A score of 162 is required to pass, and there are plenty of study materials to help you obtain that number. The Educational Testing Service (ETS) has a Study Companion and Interactive Practice Test to help set your expectations for exam day. Don’t hesitate to speak to school faculty members as they can also point you in the direction of a few excellent resources.

Once the test is graded your scores will be available to view after three days by logging into your Praxis account. Alaska is one of the states that automatically receives a copy of your score so you won’t need to submit any verification paperwork.

Background Checks

Background checks are performed on all SLP licensure applicants. Contact the Background Check Unit (BCU) to obtain your Provider Identification Number (PIN). The PIN allows the Division of Public Health to submit your fingerprints for the check.

Print the completed form and send it to:

State of Alaska/Dept of H&SS
Division of Public Health
Background Check Unit
619 E. Ship Creek Ave. Ste. 232
Anchorage, AK 99501

Or fax it to: (907) 269-3488.

Fingerprint-based checks cost $35 to process the information through the Alaska Criminal Justice Information database. Only a standard FBI fingerprinting form is accepted by the BCU. There are currently several approved businesses that provide fingerprinting services. Once the results are ready, they are sent to the Department for review.

Application Process

SLP applications are processed through the Department’s online portal or by printing and mailing the completed form to:

Audiologist and Speech-Language Pathologist Program
P.O. Box 110806
Juneau, AK 99811

The Department must receive the following information before reviewing your application:

  • Completed and signed application
  • Verification of Certificate of Clinical Competence
  • Answer all professional fitness questions
  • Signed Authorization Release of Records form
  • $200 application fee
  • $70 Speech-Language Pathologist License fee

The process is similar for temporary licenses, which are used in a few different situations, one of them being the clinical fellowship. To obtain the temporary license you need to submit the same information listed for the permanent license, except the CCC credential.

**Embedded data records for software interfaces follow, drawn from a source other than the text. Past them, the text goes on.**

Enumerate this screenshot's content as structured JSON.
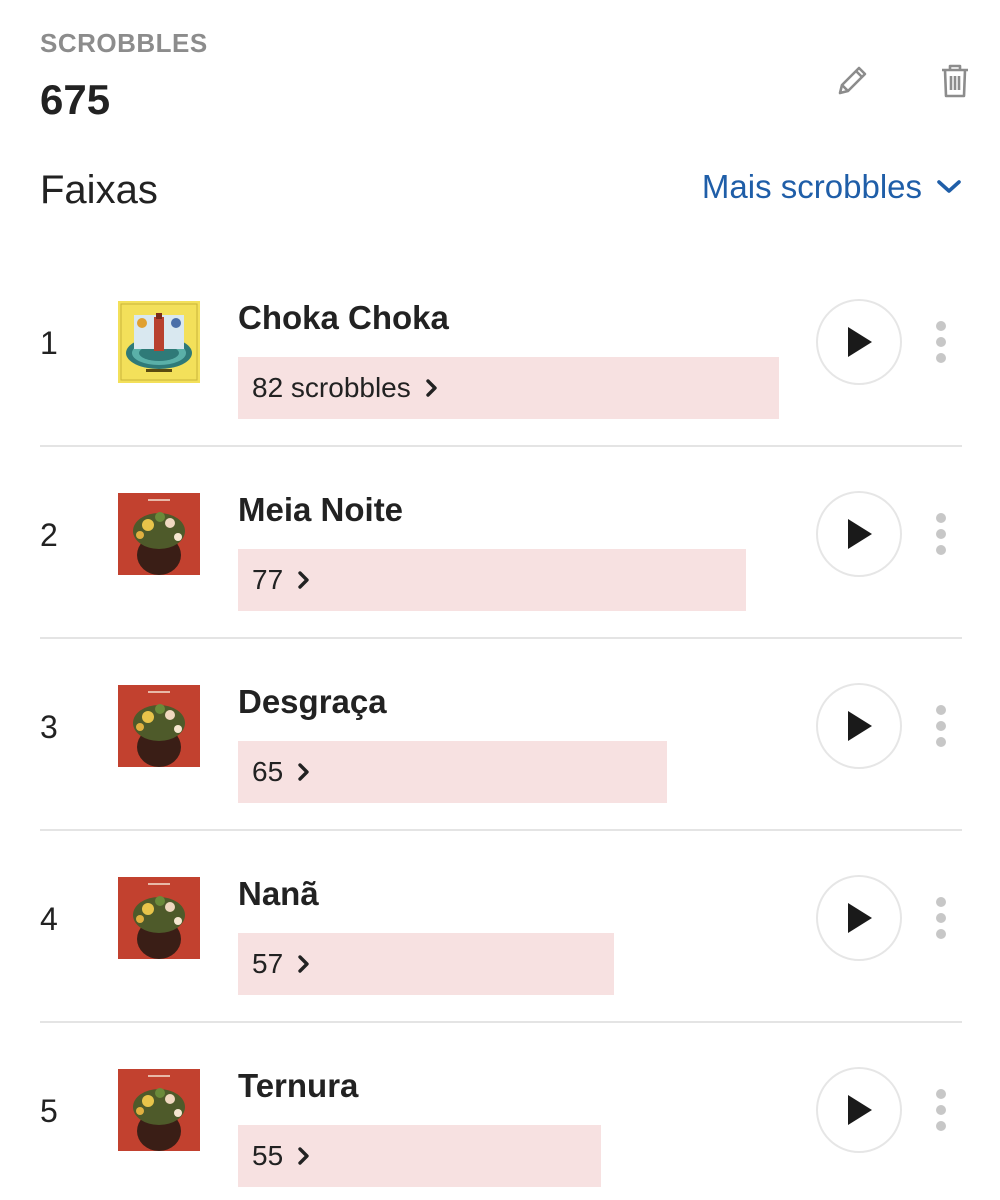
{
  "header": {
    "label": "SCROBBLES",
    "count": "675",
    "edit_icon": "pencil-icon",
    "delete_icon": "trash-icon"
  },
  "section": {
    "title": "Faixas",
    "more_label": "Mais scrobbles",
    "more_icon": "chevron-down-icon"
  },
  "colors": {
    "accent": "#1f5ea8",
    "bar": "#f7e1e1",
    "divider": "#e4e4e4"
  },
  "tracks": [
    {
      "rank": "1",
      "name": "Choka Choka",
      "scrobbles_label": "82 scrobbles",
      "scrobbles": 82,
      "cover": "choka"
    },
    {
      "rank": "2",
      "name": "Meia Noite",
      "scrobbles_label": "77",
      "scrobbles": 77,
      "cover": "red"
    },
    {
      "rank": "3",
      "name": "Desgraça",
      "scrobbles_label": "65",
      "scrobbles": 65,
      "cover": "red"
    },
    {
      "rank": "4",
      "name": "Nanã",
      "scrobbles_label": "57",
      "scrobbles": 57,
      "cover": "red"
    },
    {
      "rank": "5",
      "name": "Ternura",
      "scrobbles_label": "55",
      "scrobbles": 55,
      "cover": "red"
    }
  ]
}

Instead, you need to verify you are in the process of completing the supervised work experience, but all fees are the same.

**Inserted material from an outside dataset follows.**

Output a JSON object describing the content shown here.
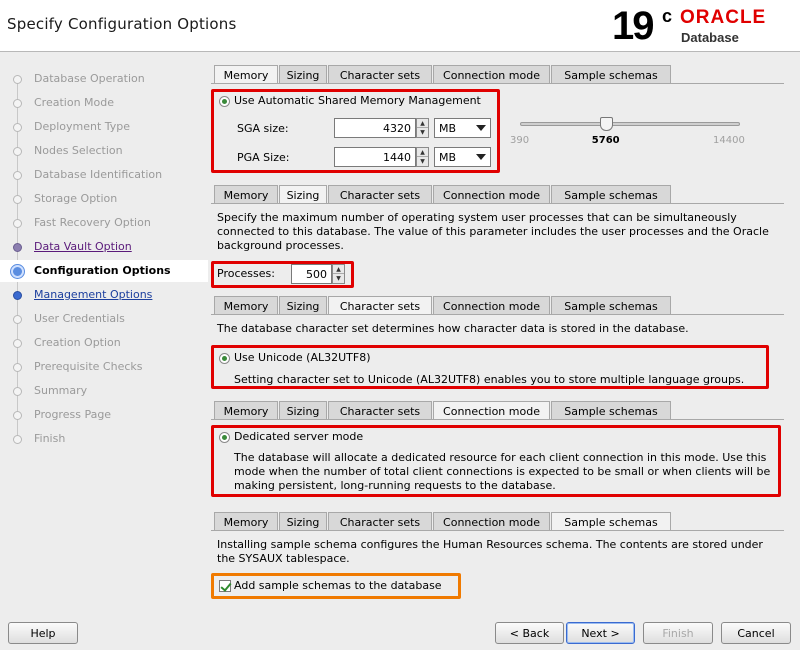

No specific timeframe is given for application processing as it varies, but the Department asks that you give them several weeks to look over the information. Once all of the required documents are received along with the appropriate fees, the application is reviewed, and a determination is made.

If the Department contacts you for additional information that is not submitted within a year, the application is considered to be abandoned and closed.

SLPs who open a private practice will also need to apply for a business license through the State of Alaska Business License Section. You’ll need to provide your license number and Alaska entity number if applicable. Find more information regarding the business license on the Department’s website.

Hard copies of licenses are no longer issued by the state, so if you are approved you will have to download the certificate from the online portal. Licenses are to be displayed prominently in each place of business you practice.